This is Anna's dove pen.
It used to be a small cage that hung on the wall and was difficult to get into not to mention didn't afford the doves much room. Her father conceded to give up his fire wood stacking spot (the reason for the plywood "wainscoting") and built this pen for her. Kathy gave Anna yet another replacement dove after the pen was built, thank you Kathy (see, all my friends are too good to my children).
Shortly after the new replacement, Anna's doves were laying and hatching out their eggs. Unfortunately the first hatch only produced one and it fell out of its nest. The next fertile batch were abandoned by both parents just days before they were to hatch, most likely because of a little confusion created by the inexperienced owner who left infertile eggs in a nest. Those unhatched but cheeping eggs were the eggs that Anna brought in to finish hatching in our incubator. See Anna And Her Projects for an account of the hatching. Through that ordeal of trying to raise the squabs by hand we learned some valuable things and are now prepared to try again. Maybe even on purpose.
Since then, Anna's doves laid fresh eggs, hatched them out on their own, fed them and because we took out the Cochin hens just prior to hatching, no tragic accidents occurred. Now here they are. The young ones are in the potted tree, able to fly around and hold their own with the Cochins who were returned to the pen yesterday.
This is one of the parents sitting on the water pot. They are very sweet birds. Nothing like the Love birds Bet used to have (we actually called them Hate birds after awhile, very mean, very loud, sharp and shrill).
This is the other parent.

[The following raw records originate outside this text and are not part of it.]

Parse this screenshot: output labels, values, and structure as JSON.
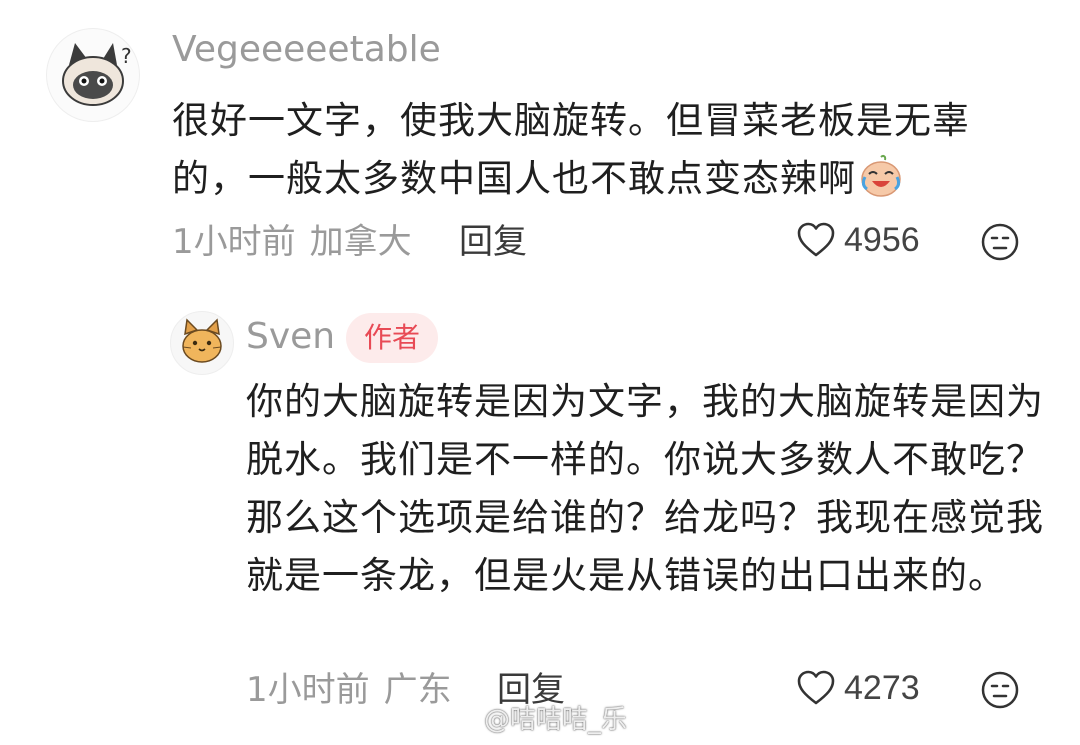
{
  "comments": [
    {
      "username": "Vegeeeeetable",
      "avatar_icon": "cat-question-avatar-icon",
      "text": "很好一文字，使我大脑旋转。但冒菜老板是无辜的，一般太多数中国人也不敢点变态辣啊",
      "emoji_icon": "crying-laughing-emoji-icon",
      "time": "1小时前",
      "location": "加拿大",
      "reply_label": "回复",
      "like_count": "4956"
    },
    {
      "username": "Sven",
      "avatar_icon": "cat-face-avatar-icon",
      "badge": "作者",
      "text": "你的大脑旋转是因为文字，我的大脑旋转是因为脱水。我们是不一样的。你说大多数人不敢吃？那么这个选项是给谁的？给龙吗？我现在感觉我就是一条龙，但是火是从错误的出口出来的。",
      "time": "1小时前",
      "location": "广东",
      "reply_label": "回复",
      "like_count": "4273"
    }
  ],
  "watermark": "@咭咭咭_乐",
  "colors": {
    "username": "#9a9a9a",
    "badge_bg": "#fdebeb",
    "badge_text": "#e84a55",
    "body_text": "#1f1f1f",
    "meta_text": "#9a9a9a"
  }
}
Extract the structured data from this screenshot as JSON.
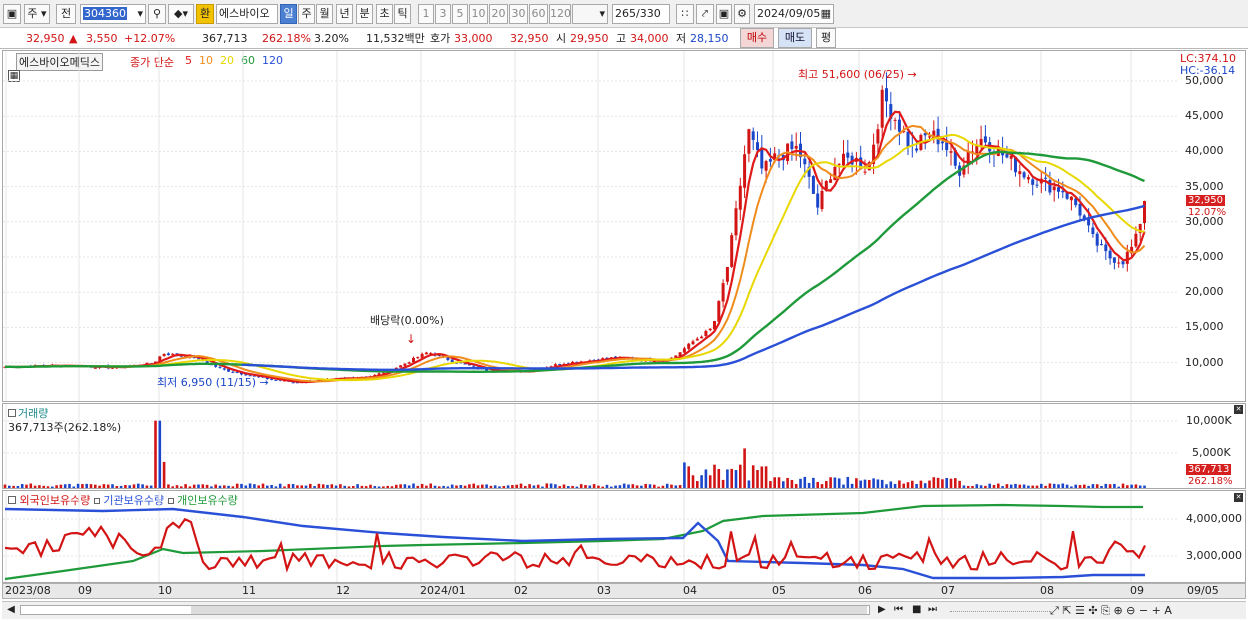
{
  "toolbar": {
    "market_label": "주",
    "prev_label": "전",
    "code": "304360",
    "hwan": "환",
    "stock_name": "에스바이오",
    "periods": [
      "일",
      "주",
      "월",
      "년",
      "분",
      "초",
      "틱"
    ],
    "selected_period": "일",
    "minute_opts": [
      "1",
      "3",
      "5",
      "10",
      "20",
      "30",
      "60",
      "120"
    ],
    "count": "265",
    "total": "/330",
    "date": "2024/09/05"
  },
  "quote": {
    "price": "32,950",
    "change": "3,550",
    "change_pct": "+12.07%",
    "volume": "367,713",
    "vol_ratio": "262.18%",
    "turnover": "3.20%",
    "amount": "11,532백만",
    "hoga_label": "호가",
    "hoga1": "33,000",
    "hoga2": "32,950",
    "open_label": "시",
    "open": "29,950",
    "high_label": "고",
    "high": "34,000",
    "low_label": "저",
    "low": "28,150",
    "buy": "매수",
    "sell": "매도",
    "pyeong": "평"
  },
  "price_pane": {
    "stock_name": "에스바이오메딕스",
    "legend_prefix": "종가 단순",
    "ma": [
      {
        "label": "5",
        "color": "#e01919"
      },
      {
        "label": "10",
        "color": "#f08c1c"
      },
      {
        "label": "20",
        "color": "#e8d800"
      },
      {
        "label": "60",
        "color": "#1f9a3a"
      },
      {
        "label": "120",
        "color": "#2a50d8"
      }
    ],
    "lc": "LC:374.10",
    "hc": "HC:-36.14",
    "y_ticks": [
      "50,000",
      "45,000",
      "40,000",
      "35,000",
      "30,000",
      "25,000",
      "20,000",
      "15,000",
      "10,000"
    ],
    "y_tick_values": [
      50000,
      45000,
      40000,
      35000,
      30000,
      25000,
      20000,
      15000,
      10000
    ],
    "last_price_tag": "32,950",
    "last_pct_tag": "12.07%",
    "high_note": "최고 51,600 (06/25)",
    "low_note": "최저 6,950 (11/15)",
    "dividend_note": "배당락(0.00%)"
  },
  "volume_pane": {
    "title": "거래량",
    "current": "367,713주(262.18%)",
    "y_ticks": [
      "10,000K",
      "5,000K"
    ],
    "tag_value": "367,713",
    "tag_pct": "262.18%"
  },
  "holdings_pane": {
    "foreign": "외국인보유수량",
    "institution": "기관보유수량",
    "individual": "개인보유수량",
    "y_ticks": [
      "4,000,000",
      "3,000,000"
    ]
  },
  "x_axis": [
    "2023/08",
    "09",
    "10",
    "11",
    "12",
    "2024/01",
    "02",
    "03",
    "04",
    "05",
    "06",
    "07",
    "08",
    "09",
    "09/05"
  ],
  "colors": {
    "up": "#d21414",
    "down": "#1b46c9",
    "foreign": "#d21414",
    "institution": "#2a50d8",
    "individual": "#1f9a3a"
  }
}
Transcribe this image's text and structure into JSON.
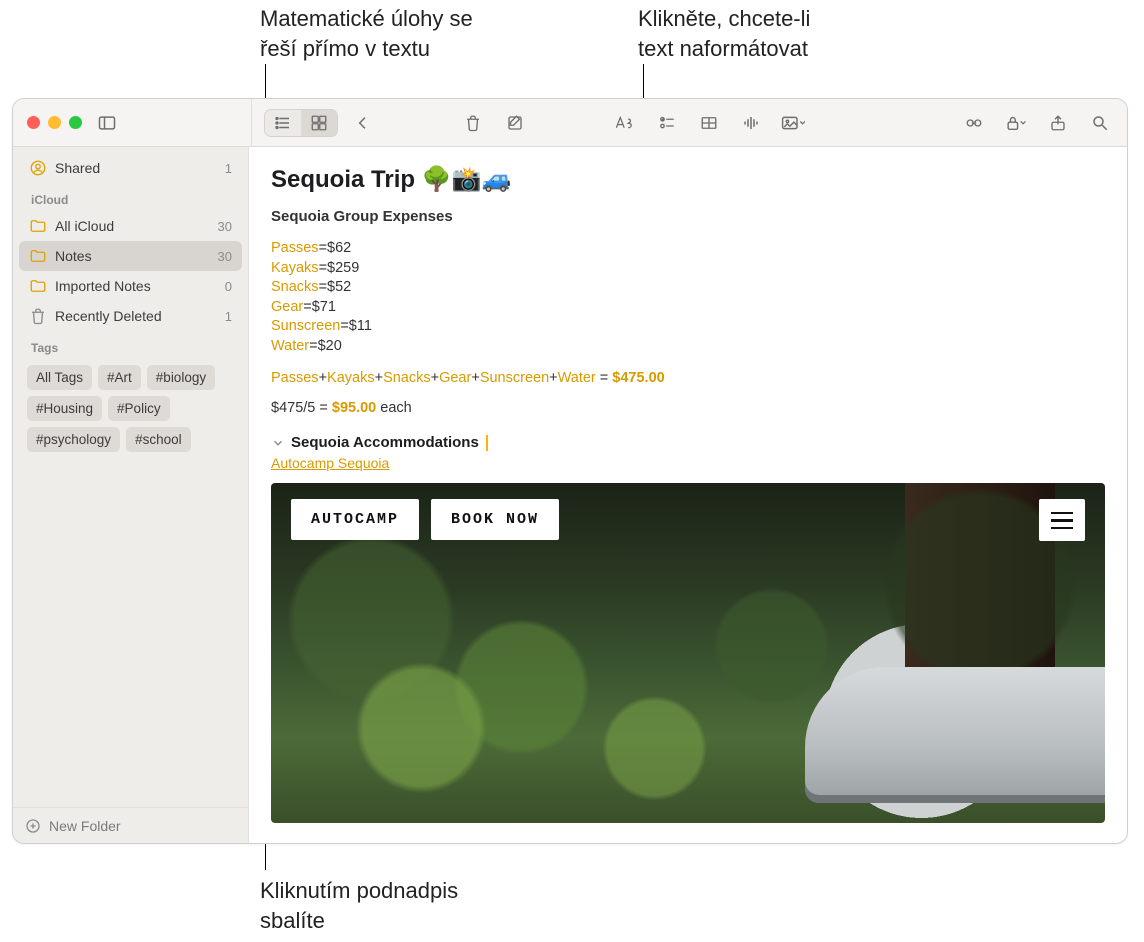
{
  "callouts": {
    "math": "Matematické úlohy se\nřeší přímo v textu",
    "format": "Klikněte, chcete-li\ntext naformátovat",
    "collapse": "Kliknutím podnadpis\nsbalíte"
  },
  "sidebar": {
    "shared": {
      "label": "Shared",
      "count": "1"
    },
    "section_icloud": "iCloud",
    "items": [
      {
        "label": "All iCloud",
        "count": "30"
      },
      {
        "label": "Notes",
        "count": "30"
      },
      {
        "label": "Imported Notes",
        "count": "0"
      },
      {
        "label": "Recently Deleted",
        "count": "1"
      }
    ],
    "section_tags": "Tags",
    "tags": [
      "All Tags",
      "#Art",
      "#biology",
      "#Housing",
      "#Policy",
      "#psychology",
      "#school"
    ],
    "footer": "New Folder"
  },
  "note": {
    "title": "Sequoia Trip 🌳📸🚙",
    "subtitle": "Sequoia Group Expenses",
    "expenses": [
      {
        "name": "Passes",
        "value": "$62"
      },
      {
        "name": "Kayaks",
        "value": "$259"
      },
      {
        "name": "Snacks",
        "value": "$52"
      },
      {
        "name": "Gear",
        "value": "$71"
      },
      {
        "name": "Sunscreen",
        "value": "$11"
      },
      {
        "name": "Water",
        "value": "$20"
      }
    ],
    "sum_vars": [
      "Passes",
      "Kayaks",
      "Snacks",
      "Gear",
      "Sunscreen",
      "Water"
    ],
    "sum_result": "$475.00",
    "per_expr": "$475/5 =",
    "per_result": "$95.00",
    "per_suffix": " each",
    "section2": "Sequoia Accommodations",
    "link": "Autocamp Sequoia",
    "image": {
      "brand": "AUTOCAMP",
      "cta": "BOOK NOW"
    }
  }
}
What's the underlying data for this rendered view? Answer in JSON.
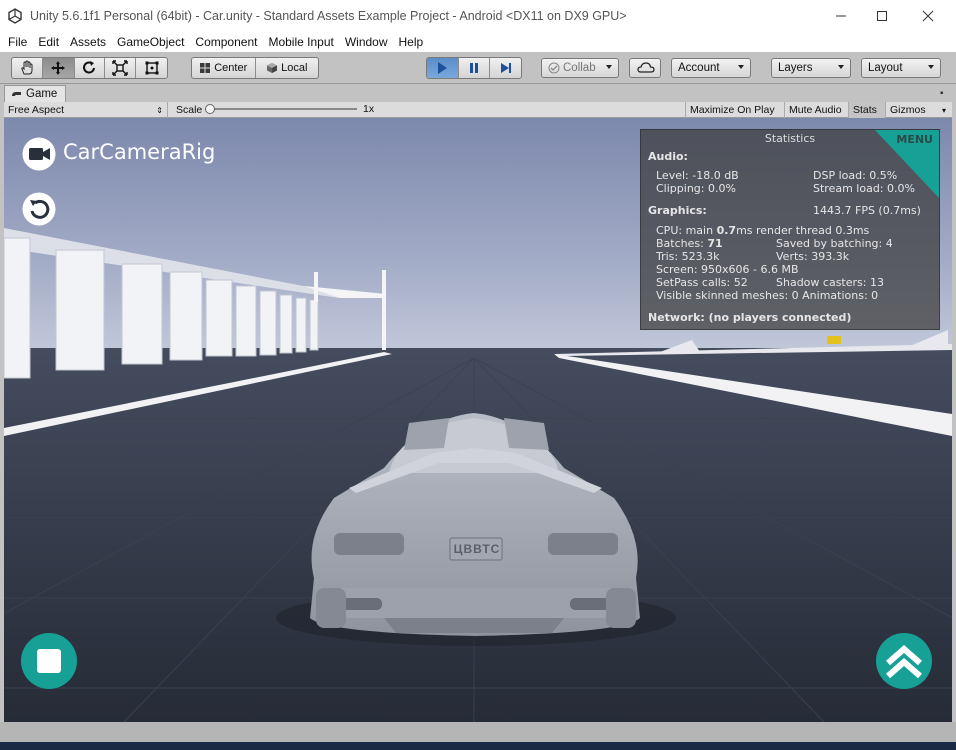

This lovely blue box you see here used to be a home made incubator that was a poultry project when Stephanie, our oldest, was in poultry 4-H. Now it covers the dryer vent so we don't have dryer lint flying all over the front yard. This dove cage is off one end of my laundry/propagation house that sits across the driveway from our house.
Our house and farm is very interesting but we love it. The laundry machines were moved out of their spot in the house during a remodel. They never fit the space that was made for them by previous owners, unless a person really ought not to mind not being able to fully open the dryer door. So I, being the perennial ideas person, thought it would be great to give them, the laundry machines, their own space out in my old shop.
My shop used to house all my 4-H doings including my computer. But the computer had come into the house five years prior in order to be hooked up to the phone lines and the sewing was, at the time of remodeling, heading upstairs to a soon to be empty room. The remodel was all happening because my second oldest was getting married at our home, which freed up a room upstairs.
I'll take you for a guided illustrated tour of our house and farm soon. I promise. I will make it a goal of mine for August, a priority. There is a lot of history behind our place. Most of it prior to our living here but I certainly am more familiar with the stories of what has gone on in its last 23 years since we have rented it from Doc and Norrine.